- [WORK ITEM]
Check each line of the listing for the string "icon". Copy those where it appears.

- [EXTRACTED ENTRIES]

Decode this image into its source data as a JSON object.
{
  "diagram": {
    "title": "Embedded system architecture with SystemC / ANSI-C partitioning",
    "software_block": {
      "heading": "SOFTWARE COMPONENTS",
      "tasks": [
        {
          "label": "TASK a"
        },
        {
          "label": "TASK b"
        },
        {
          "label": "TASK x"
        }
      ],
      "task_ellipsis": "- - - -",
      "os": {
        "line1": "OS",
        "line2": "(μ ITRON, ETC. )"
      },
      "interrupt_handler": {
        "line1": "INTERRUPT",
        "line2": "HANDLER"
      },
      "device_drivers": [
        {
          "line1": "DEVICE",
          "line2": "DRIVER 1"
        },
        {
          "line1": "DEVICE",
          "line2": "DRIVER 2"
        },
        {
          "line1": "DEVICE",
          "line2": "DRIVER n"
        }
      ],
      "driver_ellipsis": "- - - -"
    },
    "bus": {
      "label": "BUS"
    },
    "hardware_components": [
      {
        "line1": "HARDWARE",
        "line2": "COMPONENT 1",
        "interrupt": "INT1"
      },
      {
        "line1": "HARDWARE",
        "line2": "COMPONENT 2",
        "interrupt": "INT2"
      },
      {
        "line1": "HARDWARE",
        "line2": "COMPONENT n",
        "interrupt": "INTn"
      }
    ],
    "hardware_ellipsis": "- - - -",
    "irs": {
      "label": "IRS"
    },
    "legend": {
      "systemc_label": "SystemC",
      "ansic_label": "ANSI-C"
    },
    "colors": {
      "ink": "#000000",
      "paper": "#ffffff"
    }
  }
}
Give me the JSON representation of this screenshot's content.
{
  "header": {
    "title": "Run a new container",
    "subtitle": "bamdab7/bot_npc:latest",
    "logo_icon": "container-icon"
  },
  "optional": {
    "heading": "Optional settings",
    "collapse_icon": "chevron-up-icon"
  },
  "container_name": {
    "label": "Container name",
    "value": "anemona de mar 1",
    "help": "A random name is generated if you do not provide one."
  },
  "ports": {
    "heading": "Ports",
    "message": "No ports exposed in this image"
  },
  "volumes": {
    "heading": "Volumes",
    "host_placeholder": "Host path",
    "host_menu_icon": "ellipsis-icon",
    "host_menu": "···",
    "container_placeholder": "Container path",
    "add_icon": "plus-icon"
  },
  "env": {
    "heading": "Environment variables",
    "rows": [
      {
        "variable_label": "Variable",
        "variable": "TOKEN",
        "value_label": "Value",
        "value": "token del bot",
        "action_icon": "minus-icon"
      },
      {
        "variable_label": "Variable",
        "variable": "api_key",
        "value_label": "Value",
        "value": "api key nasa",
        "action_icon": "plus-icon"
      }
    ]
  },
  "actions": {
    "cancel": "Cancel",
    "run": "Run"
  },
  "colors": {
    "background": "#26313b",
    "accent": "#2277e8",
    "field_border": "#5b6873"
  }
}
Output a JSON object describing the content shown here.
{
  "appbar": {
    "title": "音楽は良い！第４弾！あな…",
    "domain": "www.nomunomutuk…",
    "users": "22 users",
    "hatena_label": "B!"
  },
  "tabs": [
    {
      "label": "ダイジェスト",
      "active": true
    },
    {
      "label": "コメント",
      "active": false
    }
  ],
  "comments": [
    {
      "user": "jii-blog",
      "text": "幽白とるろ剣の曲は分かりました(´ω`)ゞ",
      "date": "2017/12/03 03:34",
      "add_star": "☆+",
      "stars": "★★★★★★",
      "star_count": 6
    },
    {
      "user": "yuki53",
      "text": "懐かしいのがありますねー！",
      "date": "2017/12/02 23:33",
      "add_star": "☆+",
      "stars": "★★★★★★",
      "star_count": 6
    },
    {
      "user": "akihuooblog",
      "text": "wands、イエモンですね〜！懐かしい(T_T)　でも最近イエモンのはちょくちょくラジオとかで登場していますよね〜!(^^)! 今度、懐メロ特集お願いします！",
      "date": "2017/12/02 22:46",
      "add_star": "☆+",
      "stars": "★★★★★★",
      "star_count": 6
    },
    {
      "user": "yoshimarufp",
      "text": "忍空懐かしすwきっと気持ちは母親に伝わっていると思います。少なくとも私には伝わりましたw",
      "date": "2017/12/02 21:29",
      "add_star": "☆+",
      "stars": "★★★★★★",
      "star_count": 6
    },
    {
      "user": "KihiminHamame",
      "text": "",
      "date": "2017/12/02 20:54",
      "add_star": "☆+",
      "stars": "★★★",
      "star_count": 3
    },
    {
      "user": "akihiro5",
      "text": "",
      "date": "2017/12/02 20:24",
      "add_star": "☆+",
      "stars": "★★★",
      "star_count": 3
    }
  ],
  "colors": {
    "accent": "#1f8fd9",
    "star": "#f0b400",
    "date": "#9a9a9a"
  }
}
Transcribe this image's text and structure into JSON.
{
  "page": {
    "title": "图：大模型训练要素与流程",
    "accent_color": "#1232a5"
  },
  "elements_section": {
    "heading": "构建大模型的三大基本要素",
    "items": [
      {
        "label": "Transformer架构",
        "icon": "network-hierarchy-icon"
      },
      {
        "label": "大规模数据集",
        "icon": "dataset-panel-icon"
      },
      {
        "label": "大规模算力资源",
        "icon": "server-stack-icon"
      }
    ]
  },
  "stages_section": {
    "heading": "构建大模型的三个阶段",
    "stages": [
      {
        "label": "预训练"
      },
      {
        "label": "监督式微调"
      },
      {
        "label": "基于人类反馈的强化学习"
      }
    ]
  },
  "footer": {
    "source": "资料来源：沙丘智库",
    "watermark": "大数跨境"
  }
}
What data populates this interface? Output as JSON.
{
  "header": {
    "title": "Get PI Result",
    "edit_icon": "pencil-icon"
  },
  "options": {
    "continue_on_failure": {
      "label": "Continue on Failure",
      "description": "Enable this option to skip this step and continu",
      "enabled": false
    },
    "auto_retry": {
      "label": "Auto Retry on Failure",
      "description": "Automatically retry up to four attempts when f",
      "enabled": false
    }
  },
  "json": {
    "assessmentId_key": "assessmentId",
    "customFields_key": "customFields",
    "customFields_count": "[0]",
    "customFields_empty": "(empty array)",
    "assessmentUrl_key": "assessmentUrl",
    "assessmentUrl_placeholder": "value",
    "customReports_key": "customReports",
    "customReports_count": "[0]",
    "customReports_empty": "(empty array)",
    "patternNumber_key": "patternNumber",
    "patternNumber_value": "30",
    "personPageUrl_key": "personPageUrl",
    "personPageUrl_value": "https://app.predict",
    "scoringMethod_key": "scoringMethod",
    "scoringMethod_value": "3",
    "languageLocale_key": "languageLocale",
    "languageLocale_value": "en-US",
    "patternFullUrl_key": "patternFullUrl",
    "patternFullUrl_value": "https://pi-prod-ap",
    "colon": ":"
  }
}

- [WRITTEN ANSWER]
    "logo_icon": "container-icon"
    "collapse_icon": "chevron-up-icon"
    "host_menu_icon": "ellipsis-icon",
    "add_icon": "plus-icon"
        "action_icon": "minus-icon"
        "action_icon": "plus-icon"
        "icon": "network-hierarchy-icon"
        "icon": "dataset-panel-icon"
        "icon": "server-stack-icon"
    "edit_icon": "pencil-icon"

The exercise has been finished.